In the four colour universe, death has never kept a hero or villain down or got in the way of a good story. And in Diamonds Are Forever, it doesn’t stop Luke Cage’s oldest adversary from returning to New York to settle old scores and “reclaim” everything that he considers to be “his”. While the day-to-day dynamics of street level and city wide criminal enterprise may have changed since this particular psycho last strutted through the streets of Harlem in flared trousers and garishly coloured shirts, greed, entitlement and subjugation have remained constant. And before Luke can offer a whispered “Sweet Christmas”, his nemesis has attempted to take out all of the Defenders in explosive fashion to remind the streets who he is and to warn anyone who might be tempted to stand against him of the foolishness and folly of undertaking such an ill-advised venture. Which makes it personal, kicking the plot into high gear from the word go, with the team going full throttle in their pursuit of the returning bad guy who, having seen a gap in the market with Wilson Fisk attempting to go straight, would be Kingpin.
But this gangster is smarter than your average bear, and has come back, in much the same way Steve Austin did after he crashed his test plane, faster and stronger than he was before and seems to know every single move that the Defenders make before they make it. And even when they do manage to catch a break, the back from the dead big bad, thanks in no small part to the unhinged and “winning” personality of certain heavy armed vigilante, manages to slip his chains and stay one step ahead of Cage, Rand, Jones and the Devil of Hell’s Kitchen. And while they’re busy pursuing him, Cage’s old foe is also busy seizing control of the underworld enterprises of New York City, a plan that culminates in a shocking, jaw dropping finale that not only ensures Diamonds Are Forever closes with a gut punch, Saturday morning chapter play style cliff-hanger ending, but also leaves it’s readers desperate for more.
He’s done it again. Bendis has crafted a stone cold classic, that while emulating seventies hard edged thrillers like The French Connection and paying homage to the gritty, street level stories of Cage and company’s original New York exploits, brings The Defenders up to date with a bang heard half way around the world. Smart, funny and brimming with fully rounded characterisation, superb dialogue and the knock out artwork of David Marquez, The Defenders is one of those books that you need to get in at the ground level with, and if you’re half as hip and happening as I think you are, that’s exactly what you’ll do. There’s a whole heap of reasons why Brian Michael Bendis is, rightly, regarded as being the comic book cream of the crop.
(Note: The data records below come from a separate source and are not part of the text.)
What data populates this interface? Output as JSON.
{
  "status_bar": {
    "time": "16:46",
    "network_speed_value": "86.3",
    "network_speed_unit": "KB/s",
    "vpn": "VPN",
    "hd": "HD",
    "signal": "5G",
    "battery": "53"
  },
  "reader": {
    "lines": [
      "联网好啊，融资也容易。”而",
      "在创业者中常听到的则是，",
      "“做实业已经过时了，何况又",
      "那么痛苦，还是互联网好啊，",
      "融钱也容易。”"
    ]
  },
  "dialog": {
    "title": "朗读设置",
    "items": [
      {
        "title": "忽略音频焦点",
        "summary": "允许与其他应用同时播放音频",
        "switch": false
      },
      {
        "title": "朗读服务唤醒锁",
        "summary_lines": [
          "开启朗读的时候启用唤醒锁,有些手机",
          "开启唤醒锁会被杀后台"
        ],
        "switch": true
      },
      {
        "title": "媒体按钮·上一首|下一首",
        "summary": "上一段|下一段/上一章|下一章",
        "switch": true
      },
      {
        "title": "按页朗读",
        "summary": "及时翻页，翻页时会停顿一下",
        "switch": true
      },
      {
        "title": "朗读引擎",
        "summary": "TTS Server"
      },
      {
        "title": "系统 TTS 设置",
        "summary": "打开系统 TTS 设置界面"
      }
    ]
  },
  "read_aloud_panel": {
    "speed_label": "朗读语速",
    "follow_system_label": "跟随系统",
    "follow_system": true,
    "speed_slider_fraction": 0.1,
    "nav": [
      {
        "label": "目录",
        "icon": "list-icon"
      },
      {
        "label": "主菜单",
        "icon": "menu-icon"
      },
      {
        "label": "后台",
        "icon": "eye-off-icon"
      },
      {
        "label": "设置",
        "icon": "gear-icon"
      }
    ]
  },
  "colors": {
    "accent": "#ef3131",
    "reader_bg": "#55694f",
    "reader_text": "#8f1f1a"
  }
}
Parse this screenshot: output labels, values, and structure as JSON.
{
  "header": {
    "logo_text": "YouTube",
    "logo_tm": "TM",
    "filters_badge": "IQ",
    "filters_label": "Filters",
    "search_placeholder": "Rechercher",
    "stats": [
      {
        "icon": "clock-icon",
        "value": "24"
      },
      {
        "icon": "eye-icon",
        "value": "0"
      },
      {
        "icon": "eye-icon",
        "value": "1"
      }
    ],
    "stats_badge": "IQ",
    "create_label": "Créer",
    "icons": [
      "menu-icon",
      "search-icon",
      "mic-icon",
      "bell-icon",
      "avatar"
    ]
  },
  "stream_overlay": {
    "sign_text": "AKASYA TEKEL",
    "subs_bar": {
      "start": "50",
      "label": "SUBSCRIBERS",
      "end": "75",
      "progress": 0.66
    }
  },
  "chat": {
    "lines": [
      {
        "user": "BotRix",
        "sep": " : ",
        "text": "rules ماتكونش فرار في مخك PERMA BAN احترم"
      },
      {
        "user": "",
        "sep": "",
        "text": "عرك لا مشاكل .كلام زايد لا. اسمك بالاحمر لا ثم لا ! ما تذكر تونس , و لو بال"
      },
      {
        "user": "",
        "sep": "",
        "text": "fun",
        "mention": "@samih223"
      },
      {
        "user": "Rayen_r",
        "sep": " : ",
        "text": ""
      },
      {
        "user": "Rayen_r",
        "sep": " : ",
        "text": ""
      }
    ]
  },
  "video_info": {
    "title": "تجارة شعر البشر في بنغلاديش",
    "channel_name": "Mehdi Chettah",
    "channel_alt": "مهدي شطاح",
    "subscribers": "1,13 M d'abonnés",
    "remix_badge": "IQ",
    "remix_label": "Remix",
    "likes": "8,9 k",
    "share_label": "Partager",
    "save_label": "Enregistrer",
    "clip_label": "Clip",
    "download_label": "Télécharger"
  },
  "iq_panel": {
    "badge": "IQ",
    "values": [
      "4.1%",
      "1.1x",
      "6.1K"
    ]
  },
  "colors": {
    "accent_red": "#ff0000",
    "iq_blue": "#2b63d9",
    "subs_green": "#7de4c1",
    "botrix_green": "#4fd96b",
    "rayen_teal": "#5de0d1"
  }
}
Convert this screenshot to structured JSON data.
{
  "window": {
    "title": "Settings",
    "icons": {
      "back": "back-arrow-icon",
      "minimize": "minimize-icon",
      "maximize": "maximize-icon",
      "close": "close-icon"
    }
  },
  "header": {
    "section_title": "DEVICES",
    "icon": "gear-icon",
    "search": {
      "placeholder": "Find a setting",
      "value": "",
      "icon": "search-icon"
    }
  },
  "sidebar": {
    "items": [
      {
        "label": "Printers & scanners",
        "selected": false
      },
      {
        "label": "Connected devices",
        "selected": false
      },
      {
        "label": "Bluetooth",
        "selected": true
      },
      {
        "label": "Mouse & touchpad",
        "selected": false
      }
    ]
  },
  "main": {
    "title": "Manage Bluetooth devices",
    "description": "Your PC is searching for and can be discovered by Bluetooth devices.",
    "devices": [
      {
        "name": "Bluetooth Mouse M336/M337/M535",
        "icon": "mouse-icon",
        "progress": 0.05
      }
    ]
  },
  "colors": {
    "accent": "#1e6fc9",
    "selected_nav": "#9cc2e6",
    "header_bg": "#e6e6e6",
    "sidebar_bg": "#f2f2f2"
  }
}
And The Defenders is one of them. Get it. Get it now. Tim Cundle